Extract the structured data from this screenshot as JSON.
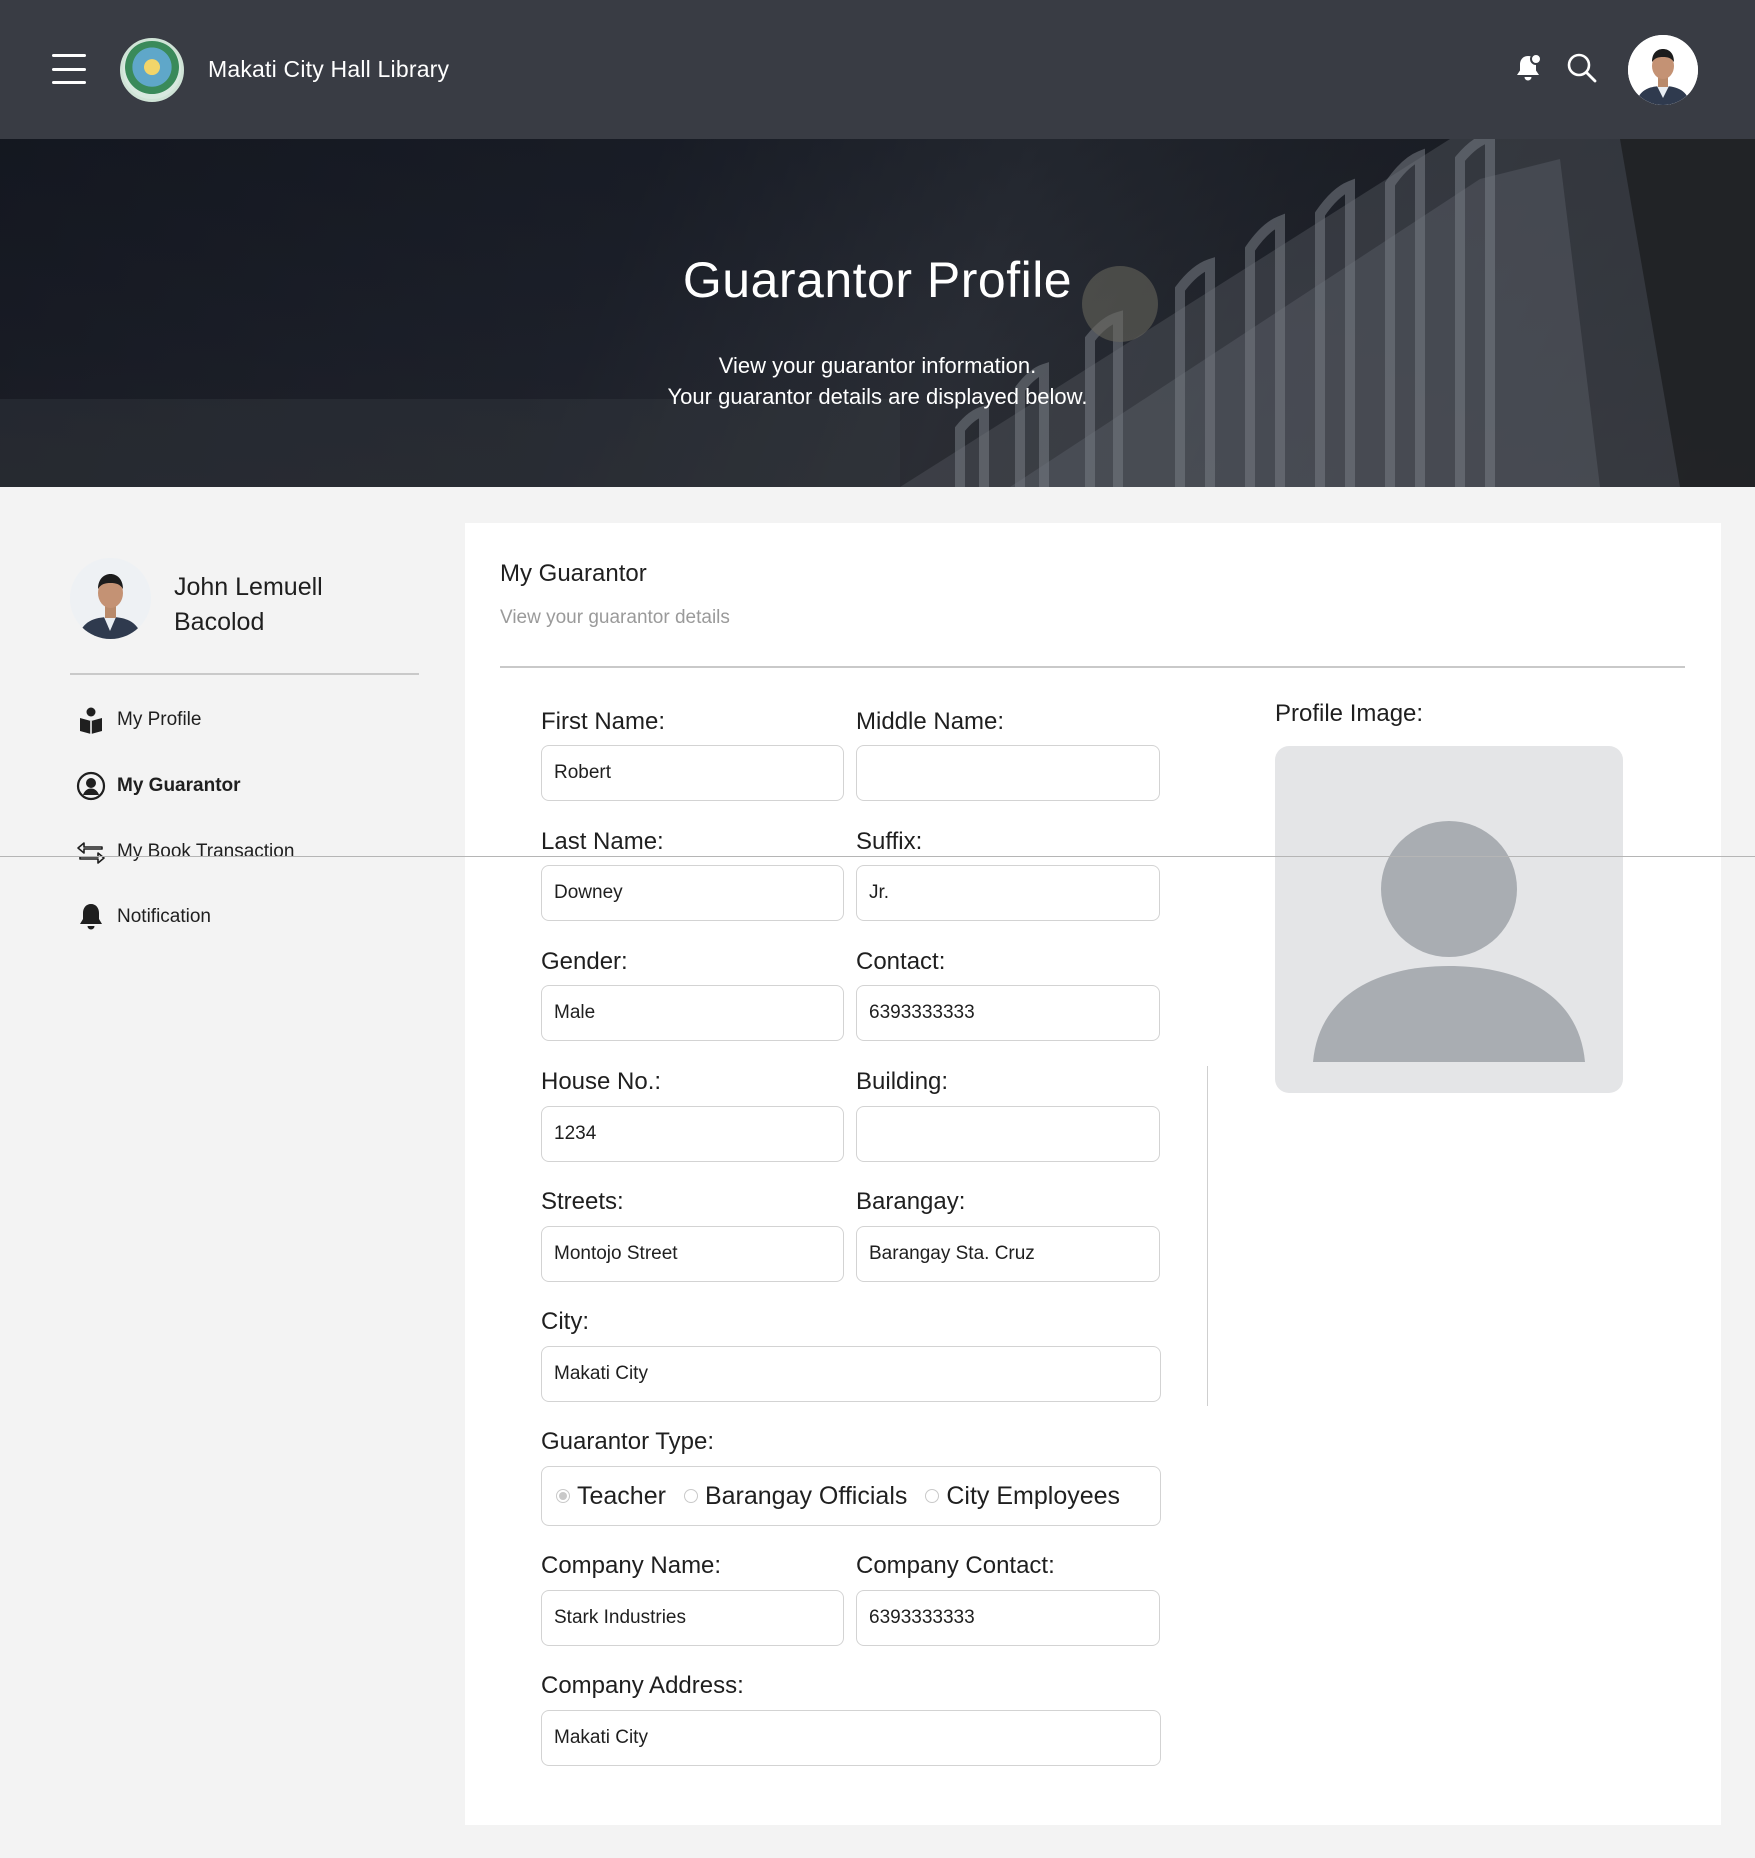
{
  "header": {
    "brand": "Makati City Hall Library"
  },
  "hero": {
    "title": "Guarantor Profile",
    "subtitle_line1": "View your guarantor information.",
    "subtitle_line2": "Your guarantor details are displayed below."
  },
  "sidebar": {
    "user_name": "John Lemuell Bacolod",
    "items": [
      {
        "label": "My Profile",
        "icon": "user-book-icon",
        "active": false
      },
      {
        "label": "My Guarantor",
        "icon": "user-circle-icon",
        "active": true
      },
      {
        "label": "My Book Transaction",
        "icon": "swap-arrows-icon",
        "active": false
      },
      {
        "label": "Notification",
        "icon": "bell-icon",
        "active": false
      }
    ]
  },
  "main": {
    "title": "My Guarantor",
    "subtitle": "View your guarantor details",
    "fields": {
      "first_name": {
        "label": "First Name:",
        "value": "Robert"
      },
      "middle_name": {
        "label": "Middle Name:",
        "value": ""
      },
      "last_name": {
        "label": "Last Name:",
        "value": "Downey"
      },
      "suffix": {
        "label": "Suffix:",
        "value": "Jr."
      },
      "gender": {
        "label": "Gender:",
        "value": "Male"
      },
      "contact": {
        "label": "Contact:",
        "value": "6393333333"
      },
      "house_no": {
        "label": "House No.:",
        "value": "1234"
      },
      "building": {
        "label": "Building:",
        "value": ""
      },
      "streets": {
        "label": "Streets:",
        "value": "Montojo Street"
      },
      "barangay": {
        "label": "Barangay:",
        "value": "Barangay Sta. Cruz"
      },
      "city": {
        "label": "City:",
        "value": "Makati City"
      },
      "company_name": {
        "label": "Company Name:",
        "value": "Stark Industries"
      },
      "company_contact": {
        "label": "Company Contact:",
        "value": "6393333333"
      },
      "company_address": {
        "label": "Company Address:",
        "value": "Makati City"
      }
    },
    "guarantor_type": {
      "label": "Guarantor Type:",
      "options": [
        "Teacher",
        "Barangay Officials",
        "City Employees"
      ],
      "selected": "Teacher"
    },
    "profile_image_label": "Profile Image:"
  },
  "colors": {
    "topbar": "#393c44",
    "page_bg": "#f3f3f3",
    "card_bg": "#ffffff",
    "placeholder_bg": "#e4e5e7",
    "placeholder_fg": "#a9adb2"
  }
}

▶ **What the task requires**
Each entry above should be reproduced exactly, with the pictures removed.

▶ **Exercise result**
Extract the structured data from this screenshot as JSON.
{
  "header": {
    "brand": "Makati City Hall Library"
  },
  "hero": {
    "title": "Guarantor Profile",
    "subtitle_line1": "View your guarantor information.",
    "subtitle_line2": "Your guarantor details are displayed below."
  },
  "sidebar": {
    "user_name": "John Lemuell Bacolod",
    "items": [
      {
        "label": "My Profile",
        "icon": "user-book-icon",
        "active": false
      },
      {
        "label": "My Guarantor",
        "icon": "user-circle-icon",
        "active": true
      },
      {
        "label": "My Book Transaction",
        "icon": "swap-arrows-icon",
        "active": false
      },
      {
        "label": "Notification",
        "icon": "bell-icon",
        "active": false
      }
    ]
  },
  "main": {
    "title": "My Guarantor",
    "subtitle": "View your guarantor details",
    "fields": {
      "first_name": {
        "label": "First Name:",
        "value": "Robert"
      },
      "middle_name": {
        "label": "Middle Name:",
        "value": ""
      },
      "last_name": {
        "label": "Last Name:",
        "value": "Downey"
      },
      "suffix": {
        "label": "Suffix:",
        "value": "Jr."
      },
      "gender": {
        "label": "Gender:",
        "value": "Male"
      },
      "contact": {
        "label": "Contact:",
        "value": "6393333333"
      },
      "house_no": {
        "label": "House No.:",
        "value": "1234"
      },
      "building": {
        "label": "Building:",
        "value": ""
      },
      "streets": {
        "label": "Streets:",
        "value": "Montojo Street"
      },
      "barangay": {
        "label": "Barangay:",
        "value": "Barangay Sta. Cruz"
      },
      "city": {
        "label": "City:",
        "value": "Makati City"
      },
      "company_name": {
        "label": "Company Name:",
        "value": "Stark Industries"
      },
      "company_contact": {
        "label": "Company Contact:",
        "value": "6393333333"
      },
      "company_address": {
        "label": "Company Address:",
        "value": "Makati City"
      }
    },
    "guarantor_type": {
      "label": "Guarantor Type:",
      "options": [
        "Teacher",
        "Barangay Officials",
        "City Employees"
      ],
      "selected": "Teacher"
    },
    "profile_image_label": "Profile Image:"
  },
  "colors": {
    "topbar": "#393c44",
    "page_bg": "#f3f3f3",
    "card_bg": "#ffffff",
    "placeholder_bg": "#e4e5e7",
    "placeholder_fg": "#a9adb2"
  }
}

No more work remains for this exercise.